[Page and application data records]
○ ○ ○

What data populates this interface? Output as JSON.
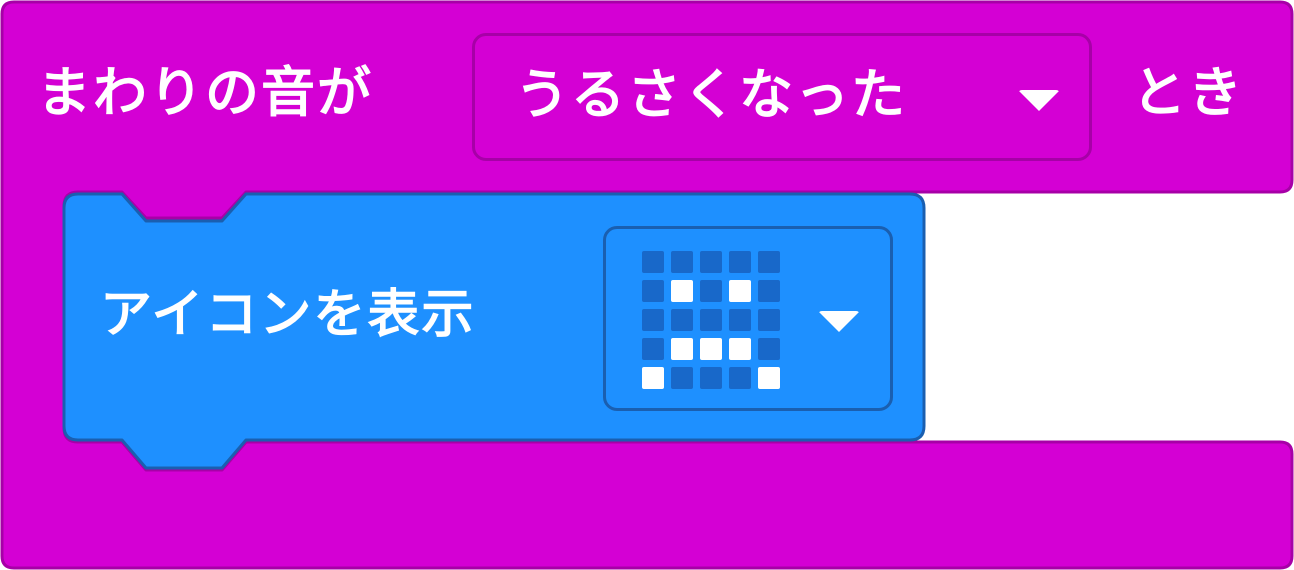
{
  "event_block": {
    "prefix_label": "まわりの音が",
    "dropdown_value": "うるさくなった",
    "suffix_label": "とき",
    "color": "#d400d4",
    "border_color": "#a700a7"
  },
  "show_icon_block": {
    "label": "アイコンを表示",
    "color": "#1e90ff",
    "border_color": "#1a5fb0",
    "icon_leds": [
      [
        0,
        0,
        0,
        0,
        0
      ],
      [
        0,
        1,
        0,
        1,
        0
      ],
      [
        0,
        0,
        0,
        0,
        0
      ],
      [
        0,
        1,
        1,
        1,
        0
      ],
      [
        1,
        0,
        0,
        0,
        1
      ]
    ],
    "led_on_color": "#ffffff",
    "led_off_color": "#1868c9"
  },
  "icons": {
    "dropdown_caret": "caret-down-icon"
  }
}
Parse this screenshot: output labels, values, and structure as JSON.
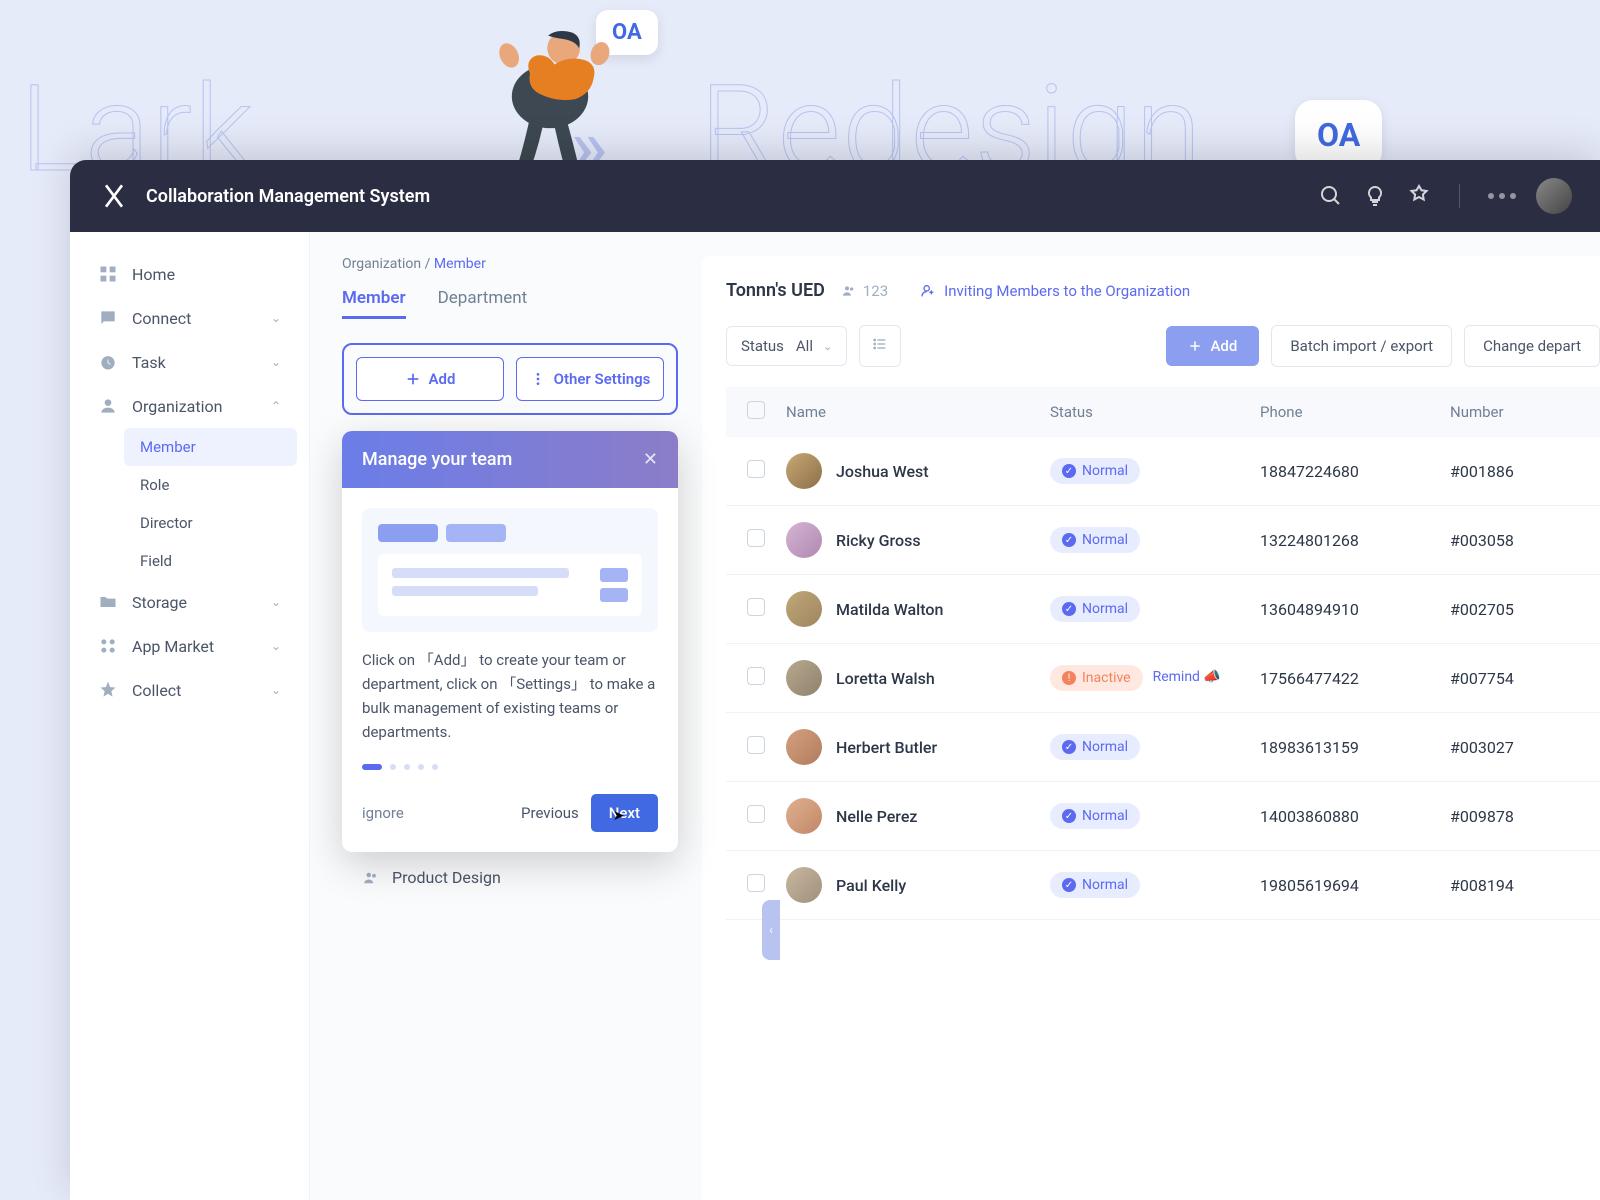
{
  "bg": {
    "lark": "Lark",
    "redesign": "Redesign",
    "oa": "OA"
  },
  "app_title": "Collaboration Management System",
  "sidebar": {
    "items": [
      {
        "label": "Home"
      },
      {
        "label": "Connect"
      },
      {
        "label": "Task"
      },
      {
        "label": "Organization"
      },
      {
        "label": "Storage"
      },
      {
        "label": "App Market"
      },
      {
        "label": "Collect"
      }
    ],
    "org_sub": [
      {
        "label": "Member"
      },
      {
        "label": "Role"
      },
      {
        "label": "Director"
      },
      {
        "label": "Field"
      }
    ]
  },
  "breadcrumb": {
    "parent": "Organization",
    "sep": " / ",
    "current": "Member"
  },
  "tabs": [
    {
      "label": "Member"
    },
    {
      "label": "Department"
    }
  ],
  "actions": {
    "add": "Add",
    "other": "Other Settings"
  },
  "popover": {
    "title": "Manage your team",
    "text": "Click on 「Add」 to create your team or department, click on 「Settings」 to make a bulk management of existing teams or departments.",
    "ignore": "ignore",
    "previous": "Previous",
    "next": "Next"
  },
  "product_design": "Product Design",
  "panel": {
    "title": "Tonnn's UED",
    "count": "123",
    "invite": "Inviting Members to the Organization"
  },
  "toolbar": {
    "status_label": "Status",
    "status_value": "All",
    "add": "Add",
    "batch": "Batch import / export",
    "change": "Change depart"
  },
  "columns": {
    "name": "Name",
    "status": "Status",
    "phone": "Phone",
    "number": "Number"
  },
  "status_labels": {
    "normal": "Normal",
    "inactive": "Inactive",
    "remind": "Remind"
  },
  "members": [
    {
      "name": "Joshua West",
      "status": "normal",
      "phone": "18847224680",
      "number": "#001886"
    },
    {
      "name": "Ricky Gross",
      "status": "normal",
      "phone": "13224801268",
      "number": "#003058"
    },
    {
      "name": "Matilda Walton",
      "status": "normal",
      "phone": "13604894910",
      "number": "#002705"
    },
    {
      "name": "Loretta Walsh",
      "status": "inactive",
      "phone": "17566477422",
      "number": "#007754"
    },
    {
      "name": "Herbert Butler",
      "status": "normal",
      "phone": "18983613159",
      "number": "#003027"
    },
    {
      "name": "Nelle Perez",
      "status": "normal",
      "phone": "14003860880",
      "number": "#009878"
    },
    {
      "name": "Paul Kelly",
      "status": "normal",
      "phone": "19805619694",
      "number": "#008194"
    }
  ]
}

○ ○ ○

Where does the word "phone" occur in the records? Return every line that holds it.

RESPONSE ▸
    "phone": "Phone",
      "phone": "18847224680",
      "phone": "13224801268",
      "phone": "13604894910",
      "phone": "17566477422",
      "phone": "18983613159",
      "phone": "14003860880",
      "phone": "19805619694",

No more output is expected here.